◆ THE TASK ◆
From the listing below, pull each line that includes "monitor".

◆ DATA TO EXAMINE ◆

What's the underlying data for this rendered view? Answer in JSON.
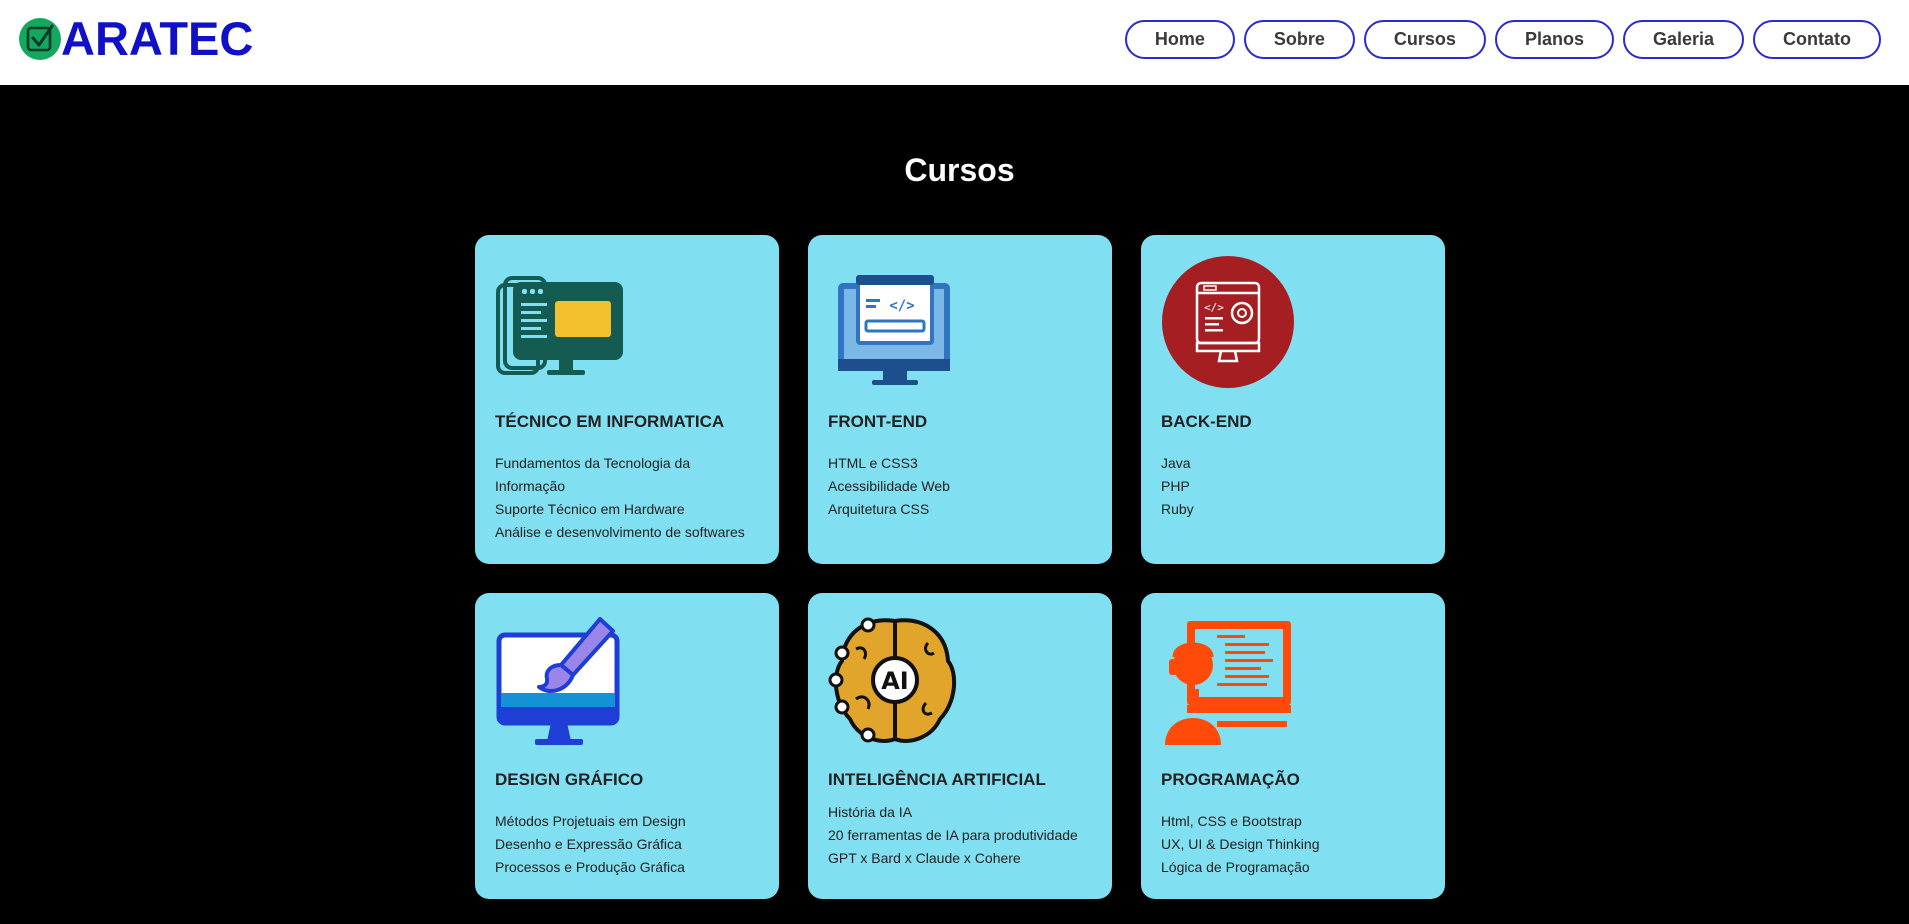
{
  "brand": {
    "name": "ARATEC",
    "icon": "checkbox-logo-icon"
  },
  "nav": {
    "items": [
      "Home",
      "Sobre",
      "Cursos",
      "Planos",
      "Galeria",
      "Contato"
    ]
  },
  "section": {
    "title": "Cursos"
  },
  "courses": [
    {
      "title": "TÉCNICO EM INFORMATICA",
      "icon": "computer-screens-icon",
      "items": [
        "Fundamentos da Tecnologia da",
        "Informação",
        "Suporte Técnico em Hardware",
        "Análise e desenvolvimento de softwares"
      ]
    },
    {
      "title": "FRONT-END",
      "icon": "code-monitor-icon",
      "items": [
        "HTML e CSS3",
        "Acessibilidade Web",
        "Arquitetura CSS"
      ]
    },
    {
      "title": "BACK-END",
      "icon": "code-gear-monitor-icon",
      "items": [
        "Java",
        "PHP",
        "Ruby"
      ]
    },
    {
      "title": "DESIGN GRÁFICO",
      "icon": "paintbrush-monitor-icon",
      "items": [
        "Métodos Projetuais em Design",
        "Desenho e Expressão Gráfica",
        "Processos e Produção Gráfica"
      ]
    },
    {
      "title": "INTELIGÊNCIA ARTIFICIAL",
      "icon": "ai-brain-icon",
      "icon_label": "AI",
      "items": [
        "História da IA",
        "20 ferramentas de IA para produtividade",
        "GPT x Bard x Claude x Cohere"
      ]
    },
    {
      "title": "PROGRAMAÇÃO",
      "icon": "programmer-monitor-icon",
      "items": [
        "Html, CSS e Bootstrap",
        "UX, UI & Design Thinking",
        "Lógica de Programação"
      ]
    }
  ],
  "colors": {
    "brand": "#1010c8",
    "card": "#80dff0",
    "background": "#000000",
    "nav_border": "#2a2ad0"
  }
}
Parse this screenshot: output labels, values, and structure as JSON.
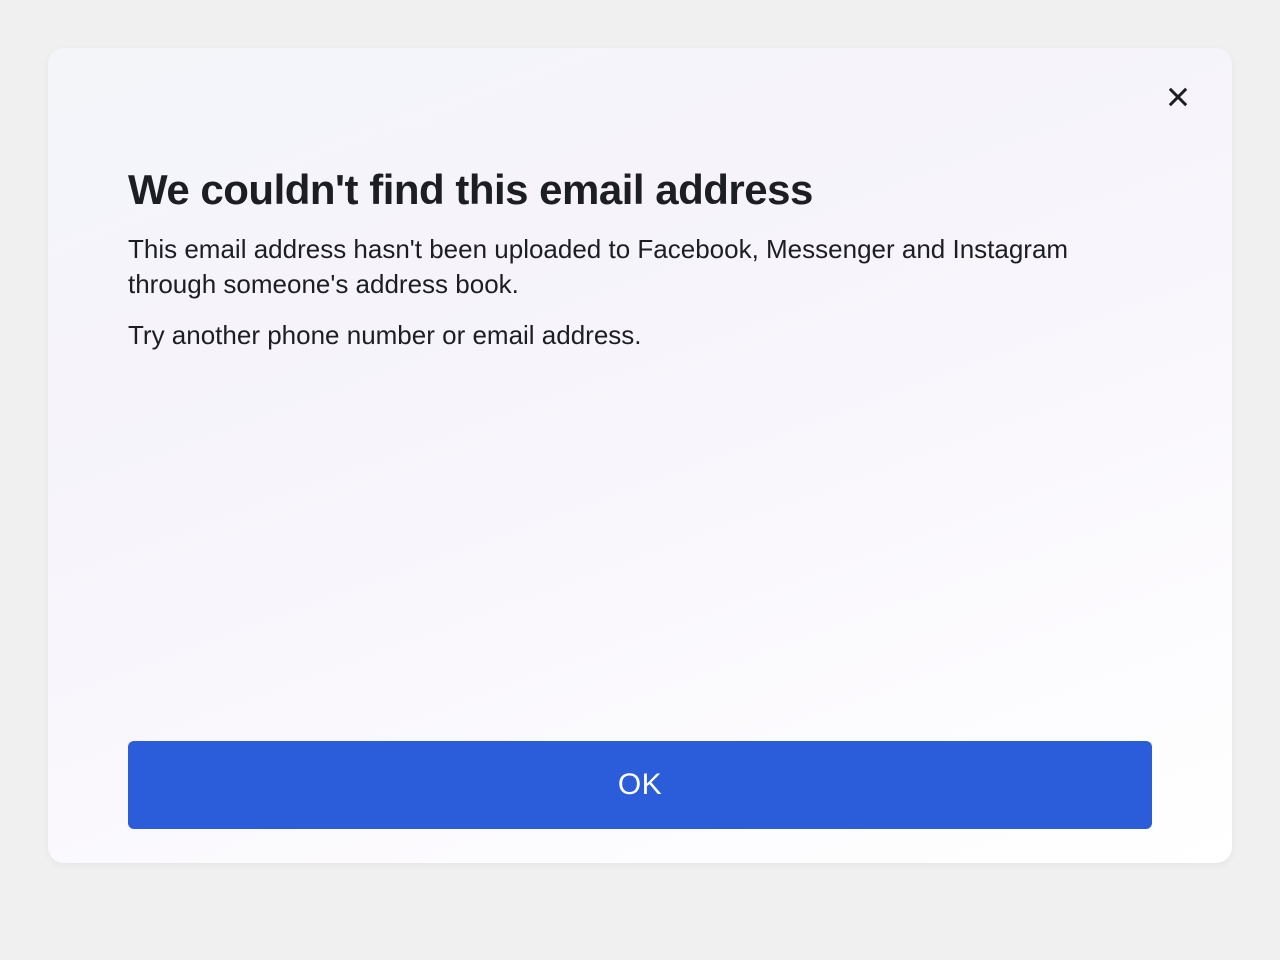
{
  "dialog": {
    "title": "We couldn't find this email address",
    "message1": "This email address hasn't been uploaded to Facebook, Messenger and Instagram through someone's address book.",
    "message2": "Try another phone number or email address.",
    "ok_label": "OK"
  }
}
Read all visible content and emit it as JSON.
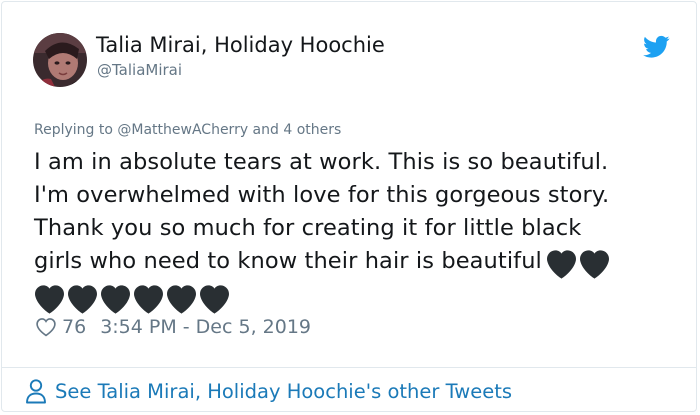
{
  "author": {
    "name": "Talia Mirai, Holiday Hoochie",
    "handle": "@TaliaMirai"
  },
  "reply": {
    "prefix": "Replying to ",
    "mention": "@MatthewACherry",
    "suffix": " and 4 others"
  },
  "tweet": {
    "line1": "I am in absolute tears at work. This is so beautiful.",
    "line2": "I'm overwhelmed with love for this gorgeous story.",
    "line3": "Thank you so much for creating it for little black",
    "line4": "girls who need to know their hair is beautiful"
  },
  "meta": {
    "likes": "76",
    "timestamp": "3:54 PM - Dec 5, 2019"
  },
  "footer": {
    "see_more": "See Talia Mirai, Holiday Hoochie's other Tweets"
  },
  "icons": {
    "bird": "twitter-bird-icon",
    "heart_outline": "heart-outline-icon",
    "heart_emoji": "black-heart-emoji",
    "person": "person-icon"
  },
  "colors": {
    "twitter_blue": "#1da1f2",
    "link_blue": "#1b7ab8",
    "secondary_text": "#657786",
    "heart_emoji": "#292f33"
  }
}
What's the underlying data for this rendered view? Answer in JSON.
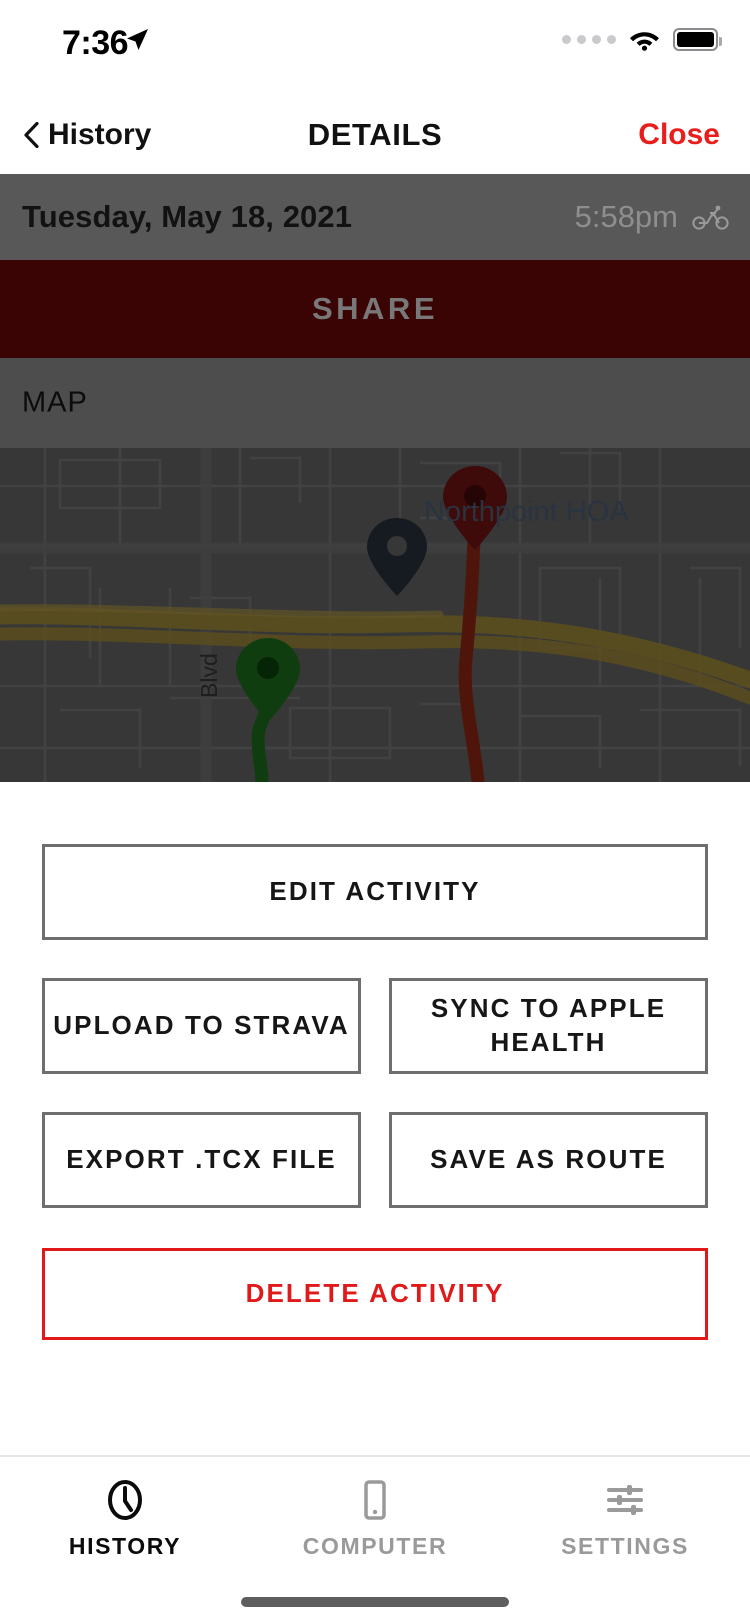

◆ EXERCISE RESULT ◆
      "icon": "code-monitor-icon",
      "icon": "code-gear-monitor-icon",
      "icon": "paintbrush-monitor-icon",
      "icon": "programmer-monitor-icon",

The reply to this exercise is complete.